▸ Work required: When a line in the entries below contains "JSON", tally it; give the tally with nothing added.

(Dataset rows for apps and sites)
###

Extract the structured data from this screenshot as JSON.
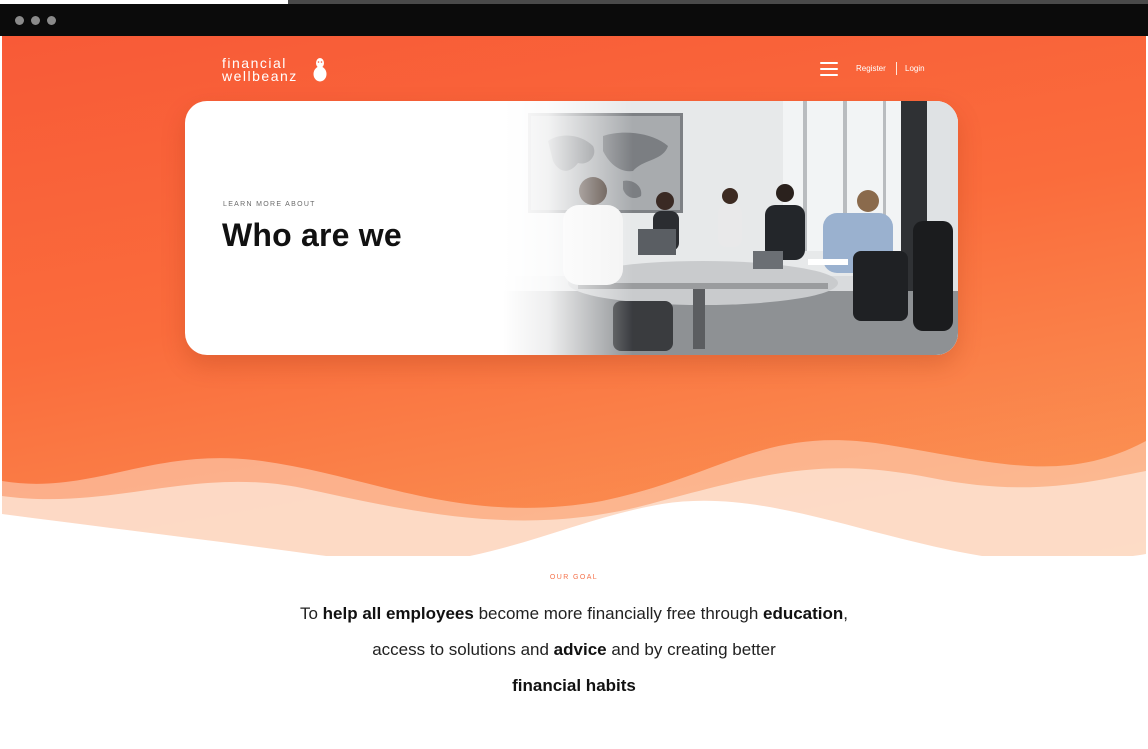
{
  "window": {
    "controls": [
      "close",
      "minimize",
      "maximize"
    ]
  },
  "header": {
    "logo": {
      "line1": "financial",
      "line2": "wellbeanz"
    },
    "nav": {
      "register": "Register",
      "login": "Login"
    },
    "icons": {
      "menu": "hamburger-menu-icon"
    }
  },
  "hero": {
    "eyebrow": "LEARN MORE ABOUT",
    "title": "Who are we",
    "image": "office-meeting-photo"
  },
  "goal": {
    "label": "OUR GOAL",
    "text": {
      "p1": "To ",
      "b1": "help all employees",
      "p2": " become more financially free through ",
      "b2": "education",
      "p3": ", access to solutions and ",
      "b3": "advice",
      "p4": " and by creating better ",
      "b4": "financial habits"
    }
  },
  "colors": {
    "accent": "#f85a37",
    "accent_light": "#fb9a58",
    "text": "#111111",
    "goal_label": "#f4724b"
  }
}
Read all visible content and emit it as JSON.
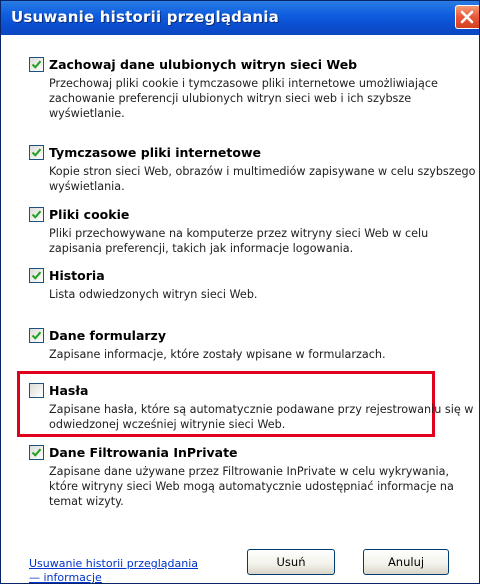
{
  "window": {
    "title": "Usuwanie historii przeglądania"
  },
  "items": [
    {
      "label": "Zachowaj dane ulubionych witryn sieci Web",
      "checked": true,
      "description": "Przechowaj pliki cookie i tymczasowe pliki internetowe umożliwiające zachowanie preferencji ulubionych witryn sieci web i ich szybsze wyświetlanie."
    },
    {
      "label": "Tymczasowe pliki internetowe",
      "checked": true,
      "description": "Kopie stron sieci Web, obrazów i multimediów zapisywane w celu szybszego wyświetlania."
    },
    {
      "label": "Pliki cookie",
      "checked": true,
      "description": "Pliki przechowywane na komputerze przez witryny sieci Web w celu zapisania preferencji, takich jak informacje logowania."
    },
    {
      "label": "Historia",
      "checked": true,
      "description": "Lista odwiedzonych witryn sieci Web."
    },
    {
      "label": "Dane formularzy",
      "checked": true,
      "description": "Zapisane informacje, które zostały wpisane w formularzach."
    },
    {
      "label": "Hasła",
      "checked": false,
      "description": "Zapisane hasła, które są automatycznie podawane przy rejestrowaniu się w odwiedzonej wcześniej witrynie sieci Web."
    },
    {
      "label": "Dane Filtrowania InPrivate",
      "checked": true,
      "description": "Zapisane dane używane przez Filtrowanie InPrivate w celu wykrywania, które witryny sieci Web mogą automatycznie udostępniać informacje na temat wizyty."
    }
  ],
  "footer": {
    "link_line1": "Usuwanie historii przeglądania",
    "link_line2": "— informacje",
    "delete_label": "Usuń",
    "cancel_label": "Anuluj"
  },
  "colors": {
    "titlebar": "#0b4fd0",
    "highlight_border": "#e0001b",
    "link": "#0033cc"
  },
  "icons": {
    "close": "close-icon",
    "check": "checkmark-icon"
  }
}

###

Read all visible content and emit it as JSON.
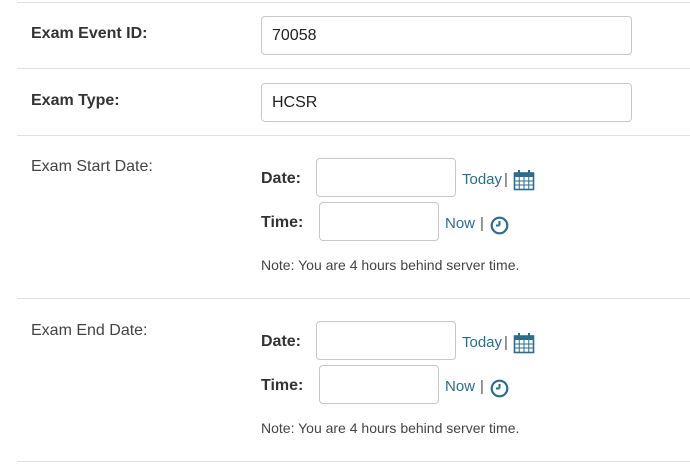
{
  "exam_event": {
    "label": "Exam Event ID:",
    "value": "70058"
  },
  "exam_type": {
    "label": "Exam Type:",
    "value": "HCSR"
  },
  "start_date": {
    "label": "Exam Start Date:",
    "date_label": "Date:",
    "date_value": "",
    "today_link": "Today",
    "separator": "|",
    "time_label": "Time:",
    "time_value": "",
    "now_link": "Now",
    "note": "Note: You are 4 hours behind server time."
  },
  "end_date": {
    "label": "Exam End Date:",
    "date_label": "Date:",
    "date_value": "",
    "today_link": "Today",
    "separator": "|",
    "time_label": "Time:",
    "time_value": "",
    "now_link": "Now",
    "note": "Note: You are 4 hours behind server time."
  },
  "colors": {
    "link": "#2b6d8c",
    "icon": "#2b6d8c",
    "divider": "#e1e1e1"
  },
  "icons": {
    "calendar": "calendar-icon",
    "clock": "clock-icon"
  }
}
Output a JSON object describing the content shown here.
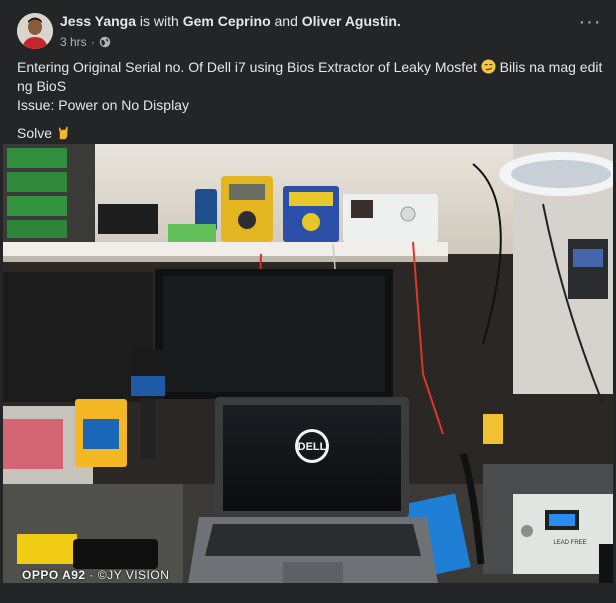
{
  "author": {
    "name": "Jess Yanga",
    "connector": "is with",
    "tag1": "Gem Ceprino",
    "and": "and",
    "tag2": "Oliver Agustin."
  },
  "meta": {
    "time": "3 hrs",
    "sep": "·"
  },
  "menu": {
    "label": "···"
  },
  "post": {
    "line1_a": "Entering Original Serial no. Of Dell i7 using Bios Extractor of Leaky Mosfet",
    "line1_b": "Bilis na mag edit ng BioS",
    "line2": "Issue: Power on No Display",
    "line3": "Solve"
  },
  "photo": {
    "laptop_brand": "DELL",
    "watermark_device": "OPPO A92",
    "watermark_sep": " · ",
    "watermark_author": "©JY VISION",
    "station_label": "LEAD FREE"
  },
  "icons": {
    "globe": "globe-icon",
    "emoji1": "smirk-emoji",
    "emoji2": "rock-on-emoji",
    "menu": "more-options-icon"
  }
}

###

▸ Final answer: 4